The “End of the Pandemic: Freedom Day” protests in Berlin began on Saturday and continued into Sunday. Maskless demonstrators overwhelmed the streets of Tiergarten Park near the Brandenburg Gate, bearing signs and chanting “We’re here and we’re loud, because we are being robbed of our freedom” to the beat of Queen’s “We Will Rock You.” Some of the signs read, “We are being forced to wear a muzzle,” “Natural defense instead of vaccination” and “Corona, false alarm.” The demonstration culminated in at sit-in at the Brandenburg Gate.
Protester Peter Konz described to a Reuters reporter his concern that scientists who don’t ascribe to the government’s position on COVID-related issues “are silenced, censored or discredited as defenders of conspiracy theories.”
hundreds of thousands protest lockdowns in Germany, many of them without masks... pic.twitter.com/0FCzf596NJ— J O E • M A Z (@JoeMaz) August 3, 2020
While frustration over lockdown measures and a plummeting economy motivated many demonstrators, others promoted more extreme agendas.
"We have a lot of opponents of vaccination, citizens of the Reich and people who don't believe that there is Corona at all," said Olaf Sundermeyer, who studies right-wing extremism. “Many people believe they are systematically lied to.
According to The Guardian, demonstrators including “left to rightwing extremists,” QAnon adherents, members of German dissident groups, “anti-vaxxers and self-declared esotericists.”
"Of course there are always different opinions regarding infringements of basic rights and restrictions of freedom -- first, it's normal and, in my view, it's not the majority," Interior Minister Horst Seehofer told Bavarian news outlet Passauer Neue Presse.
Other officials criticized the protests more harshly: “Not only were there severe breaches of hygiene rules and fundamental protective measures disregarded, from all we know inhumane statements were made and the press’s work inhibited,” said government spokesman Ulrike Demmer.
Using loudspeakers, police exhorted protestors to respect mask-wearing and social distancing guidelines. When demonstrators refused, the police filed a criminal complaint against one of the organizers and dissolved the protests.
Law enforcement officials say 1,100 officers monitored the protests, estimated at attendance between 17,000 and 20,000. Attendees are claiming that turnout reached somewhere between the hundreds of thousands and 1.3 million.
Saska Eskin of the Social Democrat party called the protestors "Covidiots" on Twitter.

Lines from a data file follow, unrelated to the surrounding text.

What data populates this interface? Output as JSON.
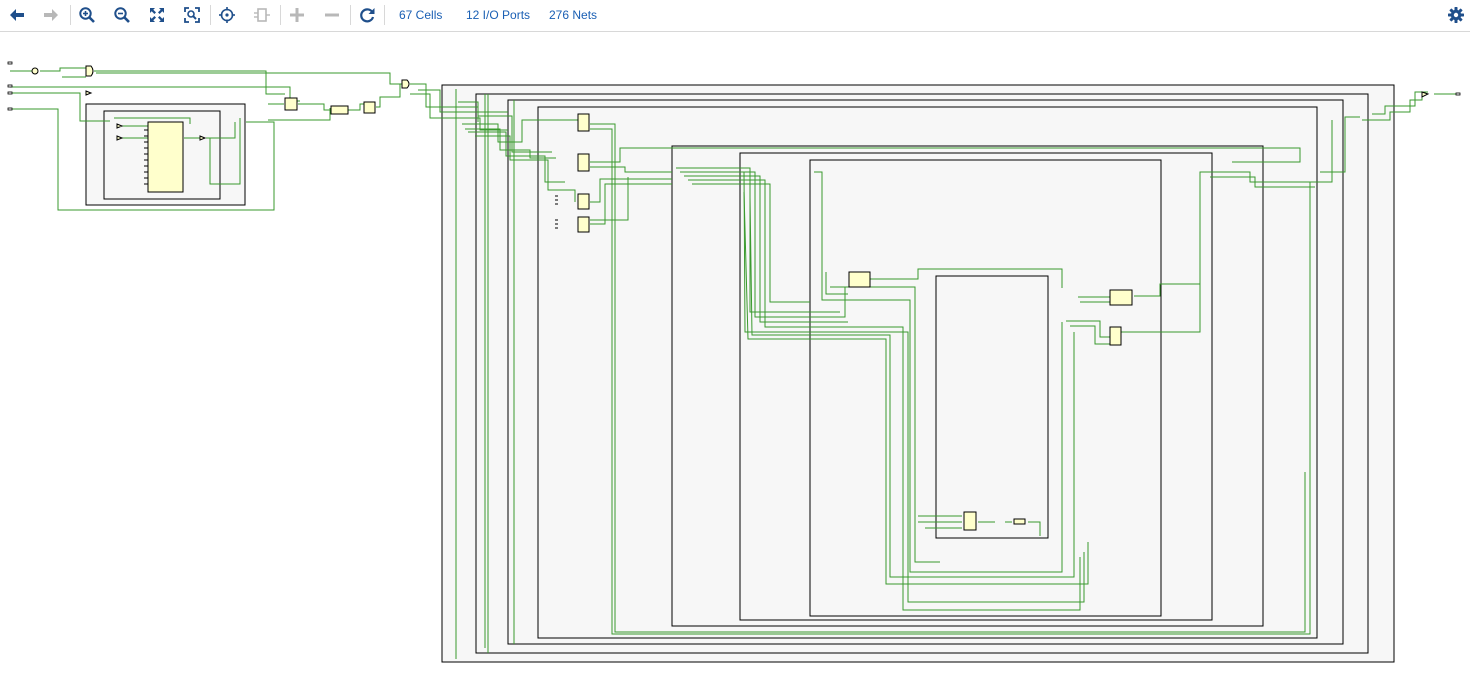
{
  "toolbar": {
    "buttons": [
      {
        "name": "back-button",
        "icon": "arrow-left-icon",
        "enabled": true
      },
      {
        "name": "forward-button",
        "icon": "arrow-right-icon",
        "enabled": false
      },
      {
        "name": "zoom-in-button",
        "icon": "zoom-in-icon",
        "enabled": true
      },
      {
        "name": "zoom-out-button",
        "icon": "zoom-out-icon",
        "enabled": true
      },
      {
        "name": "zoom-fit-button",
        "icon": "fit-icon",
        "enabled": true
      },
      {
        "name": "zoom-selection-button",
        "icon": "zoom-area-icon",
        "enabled": true
      },
      {
        "name": "auto-fit-button",
        "icon": "crosshair-icon",
        "enabled": true
      },
      {
        "name": "regenerate-button",
        "icon": "cell-icon",
        "enabled": false
      },
      {
        "name": "expand-button",
        "icon": "plus-icon",
        "enabled": false
      },
      {
        "name": "collapse-button",
        "icon": "minus-icon",
        "enabled": false
      },
      {
        "name": "reload-button",
        "icon": "refresh-icon",
        "enabled": true
      }
    ],
    "cells_label": "67 Cells",
    "ports_label": "12 I/O Ports",
    "nets_label": "276 Nets",
    "settings_icon": "gear-icon"
  },
  "colors": {
    "icon": "#1f4f8b",
    "icon_disabled": "#b8b8b8",
    "link": "#1a5fb4",
    "wire": "#3a9a2e",
    "hier_fill": "#f7f7f7",
    "cell_fill": "#ffffcc",
    "outline": "#000000"
  }
}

Forty-five police officers were wounded and 133 protesters arrested. Reasons for arrest included resisting police officers, flashing illegal symbols and disturbing the peace. Three of the police required treatment at hospitals for wounds sustained from glass shards while attempting to break up the crowds.
Euronews reported that smaller unofficial protests also occurred on Saturday, with additional arrests. Also on Saturday, 2,500 members of an anti-fascist group gathered in Berlin’s Neukolln district. Several faced arrest after throwing rocks at police officers and damaging two police vehicles.
Local leaders are concerned after a slight uptick in cases in late July that mimics a spike in late June. "Demonstrations should be possible in Corona times. But not like this. Distancing, hygiene rules and facemasks are meant to protect us all," said Health Minister Jens Spahn.
Health officials have lauded Germany for its rapid response to the COVID-19 threat. Case numbers spiked in mid-March, prompting a contact ban on March 22 that required 1.5 meters distance between individuals and banned groups of more than two.